– They can be more difficult to program than RISC processors.
Which type of processor is best for specific tasks?
RISC, or reduced instruction set computing, is a type of processing where only the most commonly used instructions are incorporated into the processor. This means that the processor can execute these instructions very quickly. RISC processors typically have a large number of registers, which allows them to handle more data at once. They also have a simplified instruction set, which makes them easier to design.
CISC, or complex instruction set computing, is a type of processing where the processor can handle more complex instructions. This makes them more versatile but also slower than RISC processors. CISC processors typically have smaller numbers of registers and a more complex instruction set.
What is the future of RISC and CISC processors?
The future of RISC and CISC processors is a hotly debated topic in the world of computer science. RISC, or Reduced Instruction Set Computing, is a type of computer architecture that uses a small set of instructions that are simple and easy to execute. CISC, or Complex Instruction Set Computing, is a type of architecture that uses a larger set of more complex instructions. Both types of processors have their pros and cons, and there is no clear consensus on which is better.
One argument in favor of RISC processors is that they are more efficient than CISC processors. This is because RISC processors have fewer instructions to execute, so they can do so more quickly. Additionally, RISC processors typically require less memory than CISC processors, which makes them less expensive to produce. However, some experts argue that RISC processors are not as powerful as CISC processors because they cannot perform as many tasks.

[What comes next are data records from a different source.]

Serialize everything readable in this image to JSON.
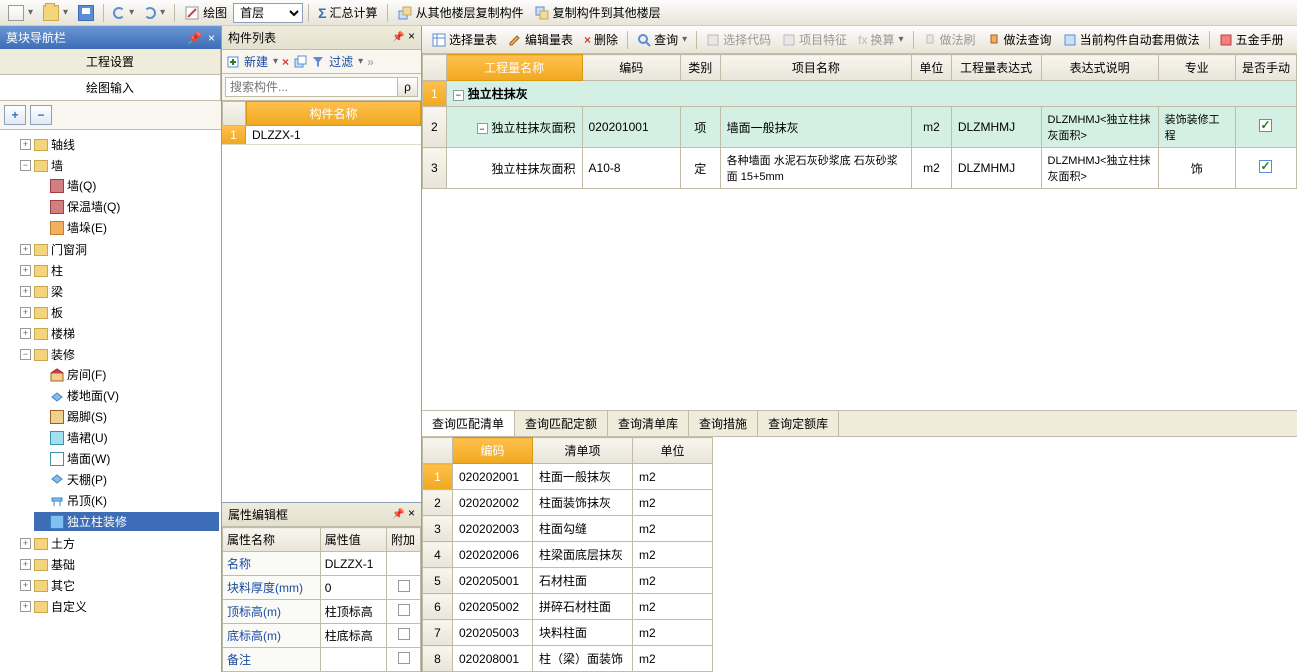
{
  "topToolbar": {
    "draw": "绘图",
    "floorLabel": "首层",
    "sigma": "Σ",
    "sumCalc": "汇总计算",
    "copyFromOther": "从其他楼层复制构件",
    "copyToOther": "复制构件到其他楼层"
  },
  "nav": {
    "title": "莫块导航栏",
    "pin": "📌",
    "close": "×",
    "tabs": {
      "setup": "工程设置",
      "draw": "绘图输入"
    },
    "plus": "+",
    "minus": "−",
    "tree": {
      "axis": "轴线",
      "wall": "墙",
      "wall_q": "墙(Q)",
      "wall_bw": "保温墙(Q)",
      "wall_d": "墙垛(E)",
      "opening": "门窗洞",
      "column": "柱",
      "beam": "梁",
      "slab": "板",
      "stair": "楼梯",
      "decor": "装修",
      "room": "房间(F)",
      "floor": "楼地面(V)",
      "skirt": "踢脚(S)",
      "wainscot": "墙裙(U)",
      "wallface": "墙面(W)",
      "ceiling": "天棚(P)",
      "hang": "吊顶(K)",
      "colDecor": "独立柱装修",
      "earth": "土方",
      "found": "基础",
      "other": "其它",
      "custom": "自定义"
    }
  },
  "compPanel": {
    "title": "构件列表",
    "new": "新建",
    "filter": "过滤",
    "searchPlaceholder": "搜索构件...",
    "header": "构件名称",
    "rows": [
      {
        "n": "1",
        "name": "DLZZX-1"
      }
    ]
  },
  "propPanel": {
    "title": "属性编辑框",
    "cols": {
      "name": "属性名称",
      "val": "属性值",
      "add": "附加"
    },
    "rows": [
      {
        "k": "名称",
        "v": "DLZZX-1"
      },
      {
        "k": "块料厚度(mm)",
        "v": "0"
      },
      {
        "k": "顶标高(m)",
        "v": "柱顶标高"
      },
      {
        "k": "底标高(m)",
        "v": "柱底标高"
      },
      {
        "k": "备注",
        "v": ""
      }
    ]
  },
  "mainToolbar": {
    "selectTable": "选择量表",
    "editTable": "编辑量表",
    "delete": "删除",
    "query": "查询",
    "selectCode": "选择代码",
    "projFeature": "项目特征",
    "convert": "换算",
    "brush": "做法刷",
    "brushQuery": "做法查询",
    "autoApply": "当前构件自动套用做法",
    "hardware": "五金手册"
  },
  "mainGrid": {
    "cols": {
      "name": "工程量名称",
      "code": "编码",
      "type": "类别",
      "proj": "项目名称",
      "unit": "单位",
      "expr": "工程量表达式",
      "desc": "表达式说明",
      "spec": "专业",
      "manual": "是否手动"
    },
    "rows": [
      {
        "rn": "1",
        "lvl": 0,
        "exp": "−",
        "name": "独立柱抹灰",
        "code": "",
        "type": "",
        "proj": "",
        "unit": "",
        "expr": "",
        "desc": "",
        "spec": "",
        "chk": ""
      },
      {
        "rn": "2",
        "lvl": 1,
        "exp": "−",
        "name": "独立柱抹灰面积",
        "code": "020201001",
        "type": "项",
        "proj": "墙面一般抹灰",
        "unit": "m2",
        "expr": "DLZMHMJ",
        "desc": "DLZMHMJ<独立柱抹灰面积>",
        "spec": "装饰装修工程",
        "chk": true
      },
      {
        "rn": "3",
        "lvl": 2,
        "exp": "",
        "name": "独立柱抹灰面积",
        "code": "A10-8",
        "type": "定",
        "proj": "各种墙面 水泥石灰砂浆底 石灰砂浆面 15+5mm",
        "unit": "m2",
        "expr": "DLZMHMJ",
        "desc": "DLZMHMJ<独立柱抹灰面积>",
        "spec": "饰",
        "chk": true
      }
    ]
  },
  "bottomTabs": {
    "t1": "查询匹配清单",
    "t2": "查询匹配定额",
    "t3": "查询清单库",
    "t4": "查询措施",
    "t5": "查询定额库"
  },
  "resultGrid": {
    "cols": {
      "code": "编码",
      "item": "清单项",
      "unit": "单位"
    },
    "rows": [
      {
        "n": "1",
        "code": "020202001",
        "item": "柱面一般抹灰",
        "unit": "m2"
      },
      {
        "n": "2",
        "code": "020202002",
        "item": "柱面装饰抹灰",
        "unit": "m2"
      },
      {
        "n": "3",
        "code": "020202003",
        "item": "柱面勾缝",
        "unit": "m2"
      },
      {
        "n": "4",
        "code": "020202006",
        "item": "柱梁面底层抹灰",
        "unit": "m2"
      },
      {
        "n": "5",
        "code": "020205001",
        "item": "石材柱面",
        "unit": "m2"
      },
      {
        "n": "6",
        "code": "020205002",
        "item": "拼碎石材柱面",
        "unit": "m2"
      },
      {
        "n": "7",
        "code": "020205003",
        "item": "块料柱面",
        "unit": "m2"
      },
      {
        "n": "8",
        "code": "020208001",
        "item": "柱（梁）面装饰",
        "unit": "m2"
      }
    ]
  }
}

Ultimately, the decision of whether to use a RISC or CISC processor depends on the specific needs of the application. There is no clear consensus on which type of processor is better, so it ultimately comes down to personal preference.